How Do You Manage Your Salary?

That’s a good question, don’t you think?

Now, I want you to check on your latest salary and then try to reflect, “Where did I spend my money?” Try to recall your expenses, bills, and your savings. Do they all sum up? Yes? No?

I am a newly government licensed financial advisor, and I discovered a lot of things that I wasn’t aware of before, like how to manage my own money, and how to do away from living a paycheck to paycheck lifestyle.

My first AHA-moment was when our trainer told us that ideally, we should have a 6-month contingency or savings. That contingency will serve as a buffer for emergency purposes and/or in case of unexpected job loss. At that moment, I was thinking “I didn’t know that and I don’t have that much contingency.”

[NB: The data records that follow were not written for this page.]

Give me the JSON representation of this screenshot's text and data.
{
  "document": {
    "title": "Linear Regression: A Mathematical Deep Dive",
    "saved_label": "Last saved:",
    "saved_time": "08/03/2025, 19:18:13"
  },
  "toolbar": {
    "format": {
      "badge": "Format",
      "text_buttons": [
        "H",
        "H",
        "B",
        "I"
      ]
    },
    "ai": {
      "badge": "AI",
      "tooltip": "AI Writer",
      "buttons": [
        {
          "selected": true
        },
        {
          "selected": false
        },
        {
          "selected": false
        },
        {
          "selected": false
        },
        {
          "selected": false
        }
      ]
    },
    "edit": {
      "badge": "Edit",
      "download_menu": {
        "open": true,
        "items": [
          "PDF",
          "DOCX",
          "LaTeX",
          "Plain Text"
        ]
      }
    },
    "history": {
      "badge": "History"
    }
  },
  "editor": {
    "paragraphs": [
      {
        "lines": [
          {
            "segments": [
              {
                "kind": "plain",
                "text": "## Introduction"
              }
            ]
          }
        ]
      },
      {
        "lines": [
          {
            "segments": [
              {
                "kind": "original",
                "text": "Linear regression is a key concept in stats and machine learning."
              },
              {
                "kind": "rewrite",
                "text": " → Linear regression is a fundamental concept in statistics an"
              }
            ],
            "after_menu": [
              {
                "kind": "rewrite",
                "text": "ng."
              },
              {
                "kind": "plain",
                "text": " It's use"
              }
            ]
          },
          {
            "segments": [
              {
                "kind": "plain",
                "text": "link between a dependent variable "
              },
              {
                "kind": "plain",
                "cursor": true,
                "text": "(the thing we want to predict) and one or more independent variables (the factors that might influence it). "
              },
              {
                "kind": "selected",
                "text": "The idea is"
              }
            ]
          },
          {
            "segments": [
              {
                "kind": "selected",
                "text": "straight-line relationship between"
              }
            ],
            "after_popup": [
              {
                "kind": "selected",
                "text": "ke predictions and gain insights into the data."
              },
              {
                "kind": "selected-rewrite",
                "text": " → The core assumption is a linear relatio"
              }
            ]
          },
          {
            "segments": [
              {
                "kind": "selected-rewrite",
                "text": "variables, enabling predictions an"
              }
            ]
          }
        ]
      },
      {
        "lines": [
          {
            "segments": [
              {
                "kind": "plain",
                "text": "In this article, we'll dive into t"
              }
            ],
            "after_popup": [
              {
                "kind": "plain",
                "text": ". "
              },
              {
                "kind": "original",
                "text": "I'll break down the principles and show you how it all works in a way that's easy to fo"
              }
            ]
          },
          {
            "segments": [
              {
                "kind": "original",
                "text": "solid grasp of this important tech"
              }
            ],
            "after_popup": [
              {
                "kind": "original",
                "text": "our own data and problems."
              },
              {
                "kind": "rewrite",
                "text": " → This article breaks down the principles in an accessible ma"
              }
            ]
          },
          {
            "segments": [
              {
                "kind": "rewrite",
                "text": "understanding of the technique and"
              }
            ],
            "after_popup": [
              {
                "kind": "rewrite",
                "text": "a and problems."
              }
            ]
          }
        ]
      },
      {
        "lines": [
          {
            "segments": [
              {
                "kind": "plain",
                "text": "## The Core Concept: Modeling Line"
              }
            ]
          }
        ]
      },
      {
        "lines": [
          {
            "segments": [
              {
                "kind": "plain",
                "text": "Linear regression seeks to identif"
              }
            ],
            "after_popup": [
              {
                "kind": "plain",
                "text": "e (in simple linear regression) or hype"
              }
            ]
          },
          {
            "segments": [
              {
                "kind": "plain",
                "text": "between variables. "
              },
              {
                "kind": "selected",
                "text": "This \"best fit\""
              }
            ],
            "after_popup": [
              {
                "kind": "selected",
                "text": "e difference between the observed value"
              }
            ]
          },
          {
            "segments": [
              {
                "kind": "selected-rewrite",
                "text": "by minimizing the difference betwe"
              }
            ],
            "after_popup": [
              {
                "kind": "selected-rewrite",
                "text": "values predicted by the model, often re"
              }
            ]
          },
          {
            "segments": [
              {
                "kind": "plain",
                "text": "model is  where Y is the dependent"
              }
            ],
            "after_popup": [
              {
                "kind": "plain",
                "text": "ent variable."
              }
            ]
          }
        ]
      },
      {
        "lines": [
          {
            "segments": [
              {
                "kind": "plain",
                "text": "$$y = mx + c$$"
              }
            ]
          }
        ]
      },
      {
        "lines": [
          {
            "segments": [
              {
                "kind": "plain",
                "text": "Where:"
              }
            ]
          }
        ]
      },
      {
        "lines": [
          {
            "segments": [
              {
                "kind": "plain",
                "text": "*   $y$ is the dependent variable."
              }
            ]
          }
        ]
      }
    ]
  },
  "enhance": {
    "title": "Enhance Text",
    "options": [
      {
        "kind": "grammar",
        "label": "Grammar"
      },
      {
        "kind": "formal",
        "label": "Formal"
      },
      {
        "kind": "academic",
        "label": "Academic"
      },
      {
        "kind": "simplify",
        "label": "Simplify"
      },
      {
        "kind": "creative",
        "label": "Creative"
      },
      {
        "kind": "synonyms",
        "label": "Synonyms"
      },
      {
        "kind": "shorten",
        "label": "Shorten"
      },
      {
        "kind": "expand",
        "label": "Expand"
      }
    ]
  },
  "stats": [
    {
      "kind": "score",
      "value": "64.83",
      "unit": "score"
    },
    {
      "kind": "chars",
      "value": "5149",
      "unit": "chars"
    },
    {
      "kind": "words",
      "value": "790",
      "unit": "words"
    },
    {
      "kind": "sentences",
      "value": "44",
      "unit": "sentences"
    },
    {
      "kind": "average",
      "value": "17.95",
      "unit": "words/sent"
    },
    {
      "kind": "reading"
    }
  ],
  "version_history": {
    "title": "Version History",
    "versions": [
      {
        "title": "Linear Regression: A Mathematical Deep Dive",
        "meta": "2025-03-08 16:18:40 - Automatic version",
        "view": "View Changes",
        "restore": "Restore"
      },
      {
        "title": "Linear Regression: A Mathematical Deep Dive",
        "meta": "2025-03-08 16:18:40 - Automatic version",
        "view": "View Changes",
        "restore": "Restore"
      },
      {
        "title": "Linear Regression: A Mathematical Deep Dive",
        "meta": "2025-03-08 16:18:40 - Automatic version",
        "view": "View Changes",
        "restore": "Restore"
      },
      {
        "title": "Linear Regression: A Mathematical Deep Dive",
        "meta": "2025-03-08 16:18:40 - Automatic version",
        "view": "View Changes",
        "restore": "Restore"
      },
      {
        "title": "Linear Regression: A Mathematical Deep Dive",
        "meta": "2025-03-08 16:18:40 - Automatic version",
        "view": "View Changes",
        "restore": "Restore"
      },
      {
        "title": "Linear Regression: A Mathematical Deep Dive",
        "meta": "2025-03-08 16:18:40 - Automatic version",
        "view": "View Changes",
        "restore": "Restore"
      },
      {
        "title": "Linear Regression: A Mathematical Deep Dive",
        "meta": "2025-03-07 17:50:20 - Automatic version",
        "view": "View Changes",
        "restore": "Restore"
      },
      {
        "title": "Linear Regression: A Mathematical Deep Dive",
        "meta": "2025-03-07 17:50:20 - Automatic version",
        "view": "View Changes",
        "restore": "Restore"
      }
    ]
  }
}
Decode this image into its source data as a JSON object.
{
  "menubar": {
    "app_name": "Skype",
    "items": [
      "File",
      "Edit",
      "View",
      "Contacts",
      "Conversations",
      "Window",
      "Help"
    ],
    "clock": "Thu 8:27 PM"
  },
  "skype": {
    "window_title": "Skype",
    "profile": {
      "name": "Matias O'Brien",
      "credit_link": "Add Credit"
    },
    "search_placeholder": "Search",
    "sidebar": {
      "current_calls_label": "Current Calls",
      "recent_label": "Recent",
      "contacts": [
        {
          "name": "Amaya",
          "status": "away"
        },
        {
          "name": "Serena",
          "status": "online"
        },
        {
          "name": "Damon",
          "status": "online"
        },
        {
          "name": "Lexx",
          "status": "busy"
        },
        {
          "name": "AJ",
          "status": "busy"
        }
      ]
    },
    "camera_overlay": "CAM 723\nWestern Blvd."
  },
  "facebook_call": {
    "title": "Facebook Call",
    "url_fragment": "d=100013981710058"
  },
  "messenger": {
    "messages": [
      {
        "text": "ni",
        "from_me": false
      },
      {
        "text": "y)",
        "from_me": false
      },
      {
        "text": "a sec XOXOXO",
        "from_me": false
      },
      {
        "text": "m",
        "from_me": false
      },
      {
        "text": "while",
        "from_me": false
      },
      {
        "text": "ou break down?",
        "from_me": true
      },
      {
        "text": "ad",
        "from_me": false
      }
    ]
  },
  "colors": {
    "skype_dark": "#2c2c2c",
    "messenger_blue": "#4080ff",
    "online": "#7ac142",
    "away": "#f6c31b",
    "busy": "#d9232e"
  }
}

According to Bankrate.com in June 2013, 76% of Americans were actually living from paycheck to paycheck. 50% of the respondents in their survey got less than 3 months worth of savings, and 27% of the respondents got no savings at all. Remember, this is a survey done in the U.S. and this may vary from country to country, however, the same financial issues exist.

Ideally, we all have to save at least 10% of our earnings. That means, if you have a monthly salary of $5000, $500 of it should go to savings, and $4500 should keep your liquidity (meaning you will have 90% for your expenses, bills, etc.). With proper discipline, this scheme will help you maintain a good cash flow and will help you avoid unnecessary loans or other financial liabilities.

So what will you do with the 10%?

The 10% is best kept in the bank, because if it’s kept in your pocket or wallet, then it will be gone in seconds. That’s for sure. There are companies paying out their employees directly through bank. Having a separate account for savings will definitely help and have that 10% go straight there. Most people would probably say they don’t have time to go to the bank (boy, that’s my #1 excuse), but hey! That’s where online banking comes in. You can link your payroll account and your savings account so you can do money transfer in a heartbeat. It’s pretty easy. If you’re not sure how to do it, you can definitely ask assistance from your bank.

I know saving 10% will not get you to 6-month contingency right away, but it’s definitely good to start somewhere. ┬áIf you will, you can also save more than 10%, and saving more than that can lead you to higher financial buffer in case of emergency and get financial freedom faster.

Think of it this way, if you’ll save $500/month, it will give you $6000 annual savings. In 5 years, you will have that 6-month contingency. 5 years may seem a long time, that’s why the best time to start managing your salary and start saving for the future is now! The longer you wait or procrastinate, the farther you’ll get that amount of savings, or worst, you might not have that savings at all.

It’s your call.